- _Assigned task_
Write out all the data again, exactly.

»»

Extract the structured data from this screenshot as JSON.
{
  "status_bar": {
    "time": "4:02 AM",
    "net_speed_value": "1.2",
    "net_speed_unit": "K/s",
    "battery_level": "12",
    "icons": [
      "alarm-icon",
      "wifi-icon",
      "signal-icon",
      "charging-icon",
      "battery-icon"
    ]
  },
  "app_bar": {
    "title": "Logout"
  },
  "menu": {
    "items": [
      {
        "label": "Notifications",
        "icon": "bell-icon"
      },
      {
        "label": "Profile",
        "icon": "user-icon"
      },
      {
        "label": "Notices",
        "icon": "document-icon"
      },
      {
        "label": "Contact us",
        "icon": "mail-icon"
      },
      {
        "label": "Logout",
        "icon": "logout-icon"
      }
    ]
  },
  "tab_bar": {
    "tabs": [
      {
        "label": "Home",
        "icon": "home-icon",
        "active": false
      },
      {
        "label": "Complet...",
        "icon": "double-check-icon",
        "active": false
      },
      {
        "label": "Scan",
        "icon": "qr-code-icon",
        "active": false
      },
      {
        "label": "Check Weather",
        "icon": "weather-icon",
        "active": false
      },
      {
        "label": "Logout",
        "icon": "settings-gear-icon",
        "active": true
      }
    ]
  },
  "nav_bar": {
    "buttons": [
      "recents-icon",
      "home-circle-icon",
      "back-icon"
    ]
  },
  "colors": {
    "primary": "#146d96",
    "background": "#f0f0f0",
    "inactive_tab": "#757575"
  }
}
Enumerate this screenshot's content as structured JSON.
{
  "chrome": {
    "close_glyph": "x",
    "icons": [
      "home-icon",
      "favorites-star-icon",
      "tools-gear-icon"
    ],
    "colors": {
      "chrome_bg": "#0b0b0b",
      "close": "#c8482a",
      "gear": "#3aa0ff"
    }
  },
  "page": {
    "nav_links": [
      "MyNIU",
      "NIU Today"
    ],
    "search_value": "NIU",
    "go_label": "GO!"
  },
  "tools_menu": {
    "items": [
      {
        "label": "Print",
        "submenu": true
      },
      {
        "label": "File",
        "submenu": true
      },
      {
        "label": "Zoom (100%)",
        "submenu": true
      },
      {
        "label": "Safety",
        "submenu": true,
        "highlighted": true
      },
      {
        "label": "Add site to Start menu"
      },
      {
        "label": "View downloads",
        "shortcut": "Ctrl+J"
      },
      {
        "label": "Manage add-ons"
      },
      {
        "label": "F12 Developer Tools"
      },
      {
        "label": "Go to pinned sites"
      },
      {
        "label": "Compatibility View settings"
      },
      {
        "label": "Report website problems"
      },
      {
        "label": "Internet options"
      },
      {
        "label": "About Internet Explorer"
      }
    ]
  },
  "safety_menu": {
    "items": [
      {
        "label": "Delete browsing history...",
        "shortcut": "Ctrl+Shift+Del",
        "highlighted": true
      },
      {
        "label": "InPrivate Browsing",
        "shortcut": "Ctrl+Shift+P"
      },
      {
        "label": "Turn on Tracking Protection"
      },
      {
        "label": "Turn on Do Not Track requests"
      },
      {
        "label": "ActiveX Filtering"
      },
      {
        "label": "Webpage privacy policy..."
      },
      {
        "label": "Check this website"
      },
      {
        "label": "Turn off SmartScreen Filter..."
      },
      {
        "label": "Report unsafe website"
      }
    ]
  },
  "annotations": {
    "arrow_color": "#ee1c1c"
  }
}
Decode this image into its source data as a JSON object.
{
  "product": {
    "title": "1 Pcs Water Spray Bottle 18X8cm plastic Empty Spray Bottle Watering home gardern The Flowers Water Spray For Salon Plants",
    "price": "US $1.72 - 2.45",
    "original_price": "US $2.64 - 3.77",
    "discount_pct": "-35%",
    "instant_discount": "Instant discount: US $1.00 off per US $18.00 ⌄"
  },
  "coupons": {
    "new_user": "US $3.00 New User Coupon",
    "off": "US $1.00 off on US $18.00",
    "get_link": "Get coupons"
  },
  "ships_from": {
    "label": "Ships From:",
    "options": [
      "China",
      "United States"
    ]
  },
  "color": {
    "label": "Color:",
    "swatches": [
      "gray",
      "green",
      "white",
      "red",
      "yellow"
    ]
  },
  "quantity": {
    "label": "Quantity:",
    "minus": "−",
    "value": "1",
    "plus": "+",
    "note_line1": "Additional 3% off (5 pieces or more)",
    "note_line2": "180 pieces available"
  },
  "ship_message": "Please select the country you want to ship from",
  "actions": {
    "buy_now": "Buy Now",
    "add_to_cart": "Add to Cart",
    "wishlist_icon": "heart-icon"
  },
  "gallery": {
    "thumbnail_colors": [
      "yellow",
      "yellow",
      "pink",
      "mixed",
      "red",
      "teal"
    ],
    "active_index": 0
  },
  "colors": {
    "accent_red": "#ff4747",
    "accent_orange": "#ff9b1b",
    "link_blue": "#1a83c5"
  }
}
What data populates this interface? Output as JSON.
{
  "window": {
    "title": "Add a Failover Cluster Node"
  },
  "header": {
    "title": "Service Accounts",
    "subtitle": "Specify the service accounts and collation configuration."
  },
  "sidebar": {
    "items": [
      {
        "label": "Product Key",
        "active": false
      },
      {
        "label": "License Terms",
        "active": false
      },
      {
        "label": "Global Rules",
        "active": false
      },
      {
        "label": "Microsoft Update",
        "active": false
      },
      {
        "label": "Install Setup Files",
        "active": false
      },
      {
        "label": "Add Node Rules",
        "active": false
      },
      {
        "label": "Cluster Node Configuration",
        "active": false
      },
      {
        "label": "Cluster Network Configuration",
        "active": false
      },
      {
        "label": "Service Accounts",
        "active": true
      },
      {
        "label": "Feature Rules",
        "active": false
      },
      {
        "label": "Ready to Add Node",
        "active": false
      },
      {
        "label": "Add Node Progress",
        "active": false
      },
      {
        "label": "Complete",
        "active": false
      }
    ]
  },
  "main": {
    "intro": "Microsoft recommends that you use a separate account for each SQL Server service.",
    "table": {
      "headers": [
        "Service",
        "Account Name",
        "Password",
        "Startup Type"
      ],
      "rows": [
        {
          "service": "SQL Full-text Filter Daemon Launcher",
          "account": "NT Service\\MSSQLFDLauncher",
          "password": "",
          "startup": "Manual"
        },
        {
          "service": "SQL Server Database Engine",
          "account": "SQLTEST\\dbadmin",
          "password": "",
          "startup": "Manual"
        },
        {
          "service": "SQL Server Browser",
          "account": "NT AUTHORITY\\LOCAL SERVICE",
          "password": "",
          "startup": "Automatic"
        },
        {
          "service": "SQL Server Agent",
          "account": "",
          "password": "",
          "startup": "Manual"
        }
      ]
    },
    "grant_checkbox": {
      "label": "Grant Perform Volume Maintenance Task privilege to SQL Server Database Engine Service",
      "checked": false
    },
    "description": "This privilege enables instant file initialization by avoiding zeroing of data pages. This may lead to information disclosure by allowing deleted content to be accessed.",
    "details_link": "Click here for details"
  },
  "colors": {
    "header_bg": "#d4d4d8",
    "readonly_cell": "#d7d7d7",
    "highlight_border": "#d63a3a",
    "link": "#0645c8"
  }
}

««

- _Solution to the problem_
Extract the structured data from this screenshot as JSON.
{
  "status_bar": {
    "time": "4:02 AM",
    "net_speed_value": "1.2",
    "net_speed_unit": "K/s",
    "battery_level": "12",
    "icons": [
      "alarm-icon",
      "wifi-icon",
      "signal-icon",
      "charging-icon",
      "battery-icon"
    ]
  },
  "app_bar": {
    "title": "Logout"
  },
  "menu": {
    "items": [
      {
        "label": "Notifications",
        "icon": "bell-icon"
      },
      {
        "label": "Profile",
        "icon": "user-icon"
      },
      {
        "label": "Notices",
        "icon": "document-icon"
      },
      {
        "label": "Contact us",
        "icon": "mail-icon"
      },
      {
        "label": "Logout",
        "icon": "logout-icon"
      }
    ]
  },
  "tab_bar": {
    "tabs": [
      {
        "label": "Home",
        "icon": "home-icon",
        "active": false
      },
      {
        "label": "Complet...",
        "icon": "double-check-icon",
        "active": false
      },
      {
        "label": "Scan",
        "icon": "qr-code-icon",
        "active": false
      },
      {
        "label": "Check Weather",
        "icon": "weather-icon",
        "active": false
      },
      {
        "label": "Logout",
        "icon": "settings-gear-icon",
        "active": true
      }
    ]
  },
  "nav_bar": {
    "buttons": [
      "recents-icon",
      "home-circle-icon",
      "back-icon"
    ]
  },
  "colors": {
    "primary": "#146d96",
    "background": "#f0f0f0",
    "inactive_tab": "#757575"
  }
}
Enumerate this screenshot's content as structured JSON.
{
  "chrome": {
    "close_glyph": "x",
    "icons": [
      "home-icon",
      "favorites-star-icon",
      "tools-gear-icon"
    ],
    "colors": {
      "chrome_bg": "#0b0b0b",
      "close": "#c8482a",
      "gear": "#3aa0ff"
    }
  },
  "page": {
    "nav_links": [
      "MyNIU",
      "NIU Today"
    ],
    "search_value": "NIU",
    "go_label": "GO!"
  },
  "tools_menu": {
    "items": [
      {
        "label": "Print",
        "submenu": true
      },
      {
        "label": "File",
        "submenu": true
      },
      {
        "label": "Zoom (100%)",
        "submenu": true
      },
      {
        "label": "Safety",
        "submenu": true,
        "highlighted": true
      },
      {
        "label": "Add site to Start menu"
      },
      {
        "label": "View downloads",
        "shortcut": "Ctrl+J"
      },
      {
        "label": "Manage add-ons"
      },
      {
        "label": "F12 Developer Tools"
      },
      {
        "label": "Go to pinned sites"
      },
      {
        "label": "Compatibility View settings"
      },
      {
        "label": "Report website problems"
      },
      {
        "label": "Internet options"
      },
      {
        "label": "About Internet Explorer"
      }
    ]
  },
  "safety_menu": {
    "items": [
      {
        "label": "Delete browsing history...",
        "shortcut": "Ctrl+Shift+Del",
        "highlighted": true
      },
      {
        "label": "InPrivate Browsing",
        "shortcut": "Ctrl+Shift+P"
      },
      {
        "label": "Turn on Tracking Protection"
      },
      {
        "label": "Turn on Do Not Track requests"
      },
      {
        "label": "ActiveX Filtering"
      },
      {
        "label": "Webpage privacy policy..."
      },
      {
        "label": "Check this website"
      },
      {
        "label": "Turn off SmartScreen Filter..."
      },
      {
        "label": "Report unsafe website"
      }
    ]
  },
  "annotations": {
    "arrow_color": "#ee1c1c"
  }
}
Decode this image into its source data as a JSON object.
{
  "product": {
    "title": "1 Pcs Water Spray Bottle 18X8cm plastic Empty Spray Bottle Watering home gardern The Flowers Water Spray For Salon Plants",
    "price": "US $1.72 - 2.45",
    "original_price": "US $2.64 - 3.77",
    "discount_pct": "-35%",
    "instant_discount": "Instant discount: US $1.00 off per US $18.00 ⌄"
  },
  "coupons": {
    "new_user": "US $3.00 New User Coupon",
    "off": "US $1.00 off on US $18.00",
    "get_link": "Get coupons"
  },
  "ships_from": {
    "label": "Ships From:",
    "options": [
      "China",
      "United States"
    ]
  },
  "color": {
    "label": "Color:",
    "swatches": [
      "gray",
      "green",
      "white",
      "red",
      "yellow"
    ]
  },
  "quantity": {
    "label": "Quantity:",
    "minus": "−",
    "value": "1",
    "plus": "+",
    "note_line1": "Additional 3% off (5 pieces or more)",
    "note_line2": "180 pieces available"
  },
  "ship_message": "Please select the country you want to ship from",
  "actions": {
    "buy_now": "Buy Now",
    "add_to_cart": "Add to Cart",
    "wishlist_icon": "heart-icon"
  },
  "gallery": {
    "thumbnail_colors": [
      "yellow",
      "yellow",
      "pink",
      "mixed",
      "red",
      "teal"
    ],
    "active_index": 0
  },
  "colors": {
    "accent_red": "#ff4747",
    "accent_orange": "#ff9b1b",
    "link_blue": "#1a83c5"
  }
}
What data populates this interface? Output as JSON.
{
  "window": {
    "title": "Add a Failover Cluster Node"
  },
  "header": {
    "title": "Service Accounts",
    "subtitle": "Specify the service accounts and collation configuration."
  },
  "sidebar": {
    "items": [
      {
        "label": "Product Key",
        "active": false
      },
      {
        "label": "License Terms",
        "active": false
      },
      {
        "label": "Global Rules",
        "active": false
      },
      {
        "label": "Microsoft Update",
        "active": false
      },
      {
        "label": "Install Setup Files",
        "active": false
      },
      {
        "label": "Add Node Rules",
        "active": false
      },
      {
        "label": "Cluster Node Configuration",
        "active": false
      },
      {
        "label": "Cluster Network Configuration",
        "active": false
      },
      {
        "label": "Service Accounts",
        "active": true
      },
      {
        "label": "Feature Rules",
        "active": false
      },
      {
        "label": "Ready to Add Node",
        "active": false
      },
      {
        "label": "Add Node Progress",
        "active": false
      },
      {
        "label": "Complete",
        "active": false
      }
    ]
  },
  "main": {
    "intro": "Microsoft recommends that you use a separate account for each SQL Server service.",
    "table": {
      "headers": [
        "Service",
        "Account Name",
        "Password",
        "Startup Type"
      ],
      "rows": [
        {
          "service": "SQL Full-text Filter Daemon Launcher",
          "account": "NT Service\\MSSQLFDLauncher",
          "password": "",
          "startup": "Manual"
        },
        {
          "service": "SQL Server Database Engine",
          "account": "SQLTEST\\dbadmin",
          "password": "",
          "startup": "Manual"
        },
        {
          "service": "SQL Server Browser",
          "account": "NT AUTHORITY\\LOCAL SERVICE",
          "password": "",
          "startup": "Automatic"
        },
        {
          "service": "SQL Server Agent",
          "account": "",
          "password": "",
          "startup": "Manual"
        }
      ]
    },
    "grant_checkbox": {
      "label": "Grant Perform Volume Maintenance Task privilege to SQL Server Database Engine Service",
      "checked": false
    },
    "description": "This privilege enables instant file initialization by avoiding zeroing of data pages. This may lead to information disclosure by allowing deleted content to be accessed.",
    "details_link": "Click here for details"
  },
  "colors": {
    "header_bg": "#d4d4d8",
    "readonly_cell": "#d7d7d7",
    "highlight_border": "#d63a3a",
    "link": "#0645c8"
  }
}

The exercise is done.